Bottom line: These three Senate races are intriguing, but the partisan gravity of these states makes it very unlikely any will change partisan hands.
Conclusion. Out of 36 Senate races, only 17 (18, counting New Mexico) are even remotely interesting, and only 10 of them are more than slightly likely to change partisan hands, based on each race’s “fundamentals” (partisan lean, Democratic wave, incumbency) and the current weighted-adjusted polling averages. As of September 4, 2018, Democrats seem likely to lose a Senate seat in North Dakota; retain four vulnerable seats (barely) in Florida, Indiana, Montana and West Virginia; and face genuine uncertainty in Missouri. They also seem likely to flip seats in Arizona and Nevada while falling short in Tennessee and Texas.
Overall—and with all necessary warnings about polling accuracy, unforeseen events and margins of error—Democrats appear poised either to net one Senate seat or to break even, depending on what happens in Missouri. This is NOT a prediction, merely a “best guess” based on available evidence: a net Democratic loss of one or two seats (or a gain of two or three seats) is certainly possible and would still put Democrats in an excellent position to regain Senate control in 2020.
Until next time…
 In previous posts, Republican Senator Thad Cochran of Mississippi had not yet resigned from the Senate.
 A weighted average (2008=16.7%, 2012=33.3%,2016=50%) of the difference between two measures: the state-level and national margins between the Democratic and Republican percentages of the total state/national vote.

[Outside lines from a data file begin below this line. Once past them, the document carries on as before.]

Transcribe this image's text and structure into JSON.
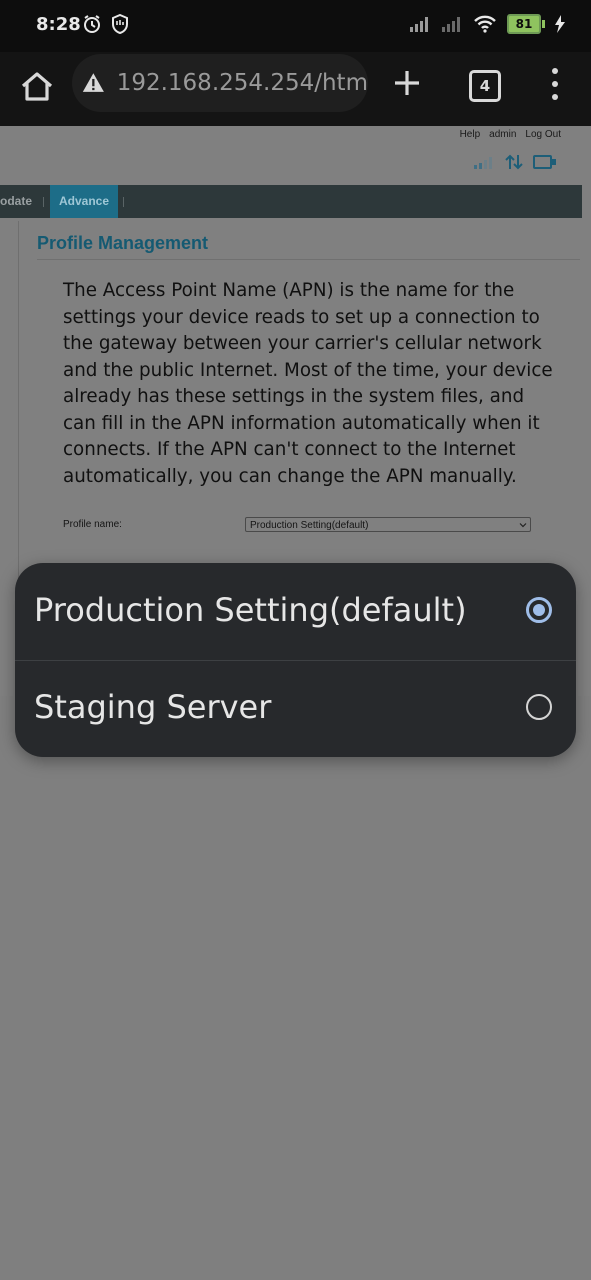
{
  "status_bar": {
    "time": "8:28",
    "battery_level": "81",
    "icons": [
      "alarm-icon",
      "shield-hand-icon",
      "signal-icon",
      "signal-icon",
      "wifi-icon",
      "battery-icon",
      "charging-icon"
    ]
  },
  "browser": {
    "url": "192.168.254.254/htm",
    "tab_count": "4",
    "icons": [
      "home-icon",
      "warning-icon",
      "plus-icon",
      "tabs-icon",
      "menu-icon"
    ]
  },
  "router_page": {
    "top_links": [
      "Help",
      "admin",
      "Log Out"
    ],
    "status_icons": [
      "signal-bars-icon",
      "data-transfer-icon",
      "device-icon"
    ],
    "nav": {
      "items": [
        "odate",
        "Advance"
      ],
      "active": "Advance"
    },
    "title": "Profile Management",
    "description": "The Access Point Name (APN) is the name for the settings your device reads to set up a connection to the gateway between your carrier's cellular network and the public Internet. Most of the time, your device already has these settings in the system files, and can fill in the APN information automatically when it connects. If the APN can't connect to the Internet automatically, you can change the APN manually.",
    "profile_label": "Profile name:",
    "profile_selected": "Production Setting(default)"
  },
  "picker": {
    "options": [
      {
        "label": "Production Setting(default)",
        "selected": true
      },
      {
        "label": "Staging Server",
        "selected": false
      }
    ]
  },
  "colors": {
    "scrim": "#7f7f7f",
    "dialog_bg": "#27292c",
    "accent_radio": "#9fbde8",
    "nav_active": "#1d6d88",
    "title": "#155a72"
  }
}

 If the mid-point fell between two days, I used the later day. For example, if a poll was conducted between May 24 and May 29, the mid-point would between May 26 and May 27, meaning I would May 27.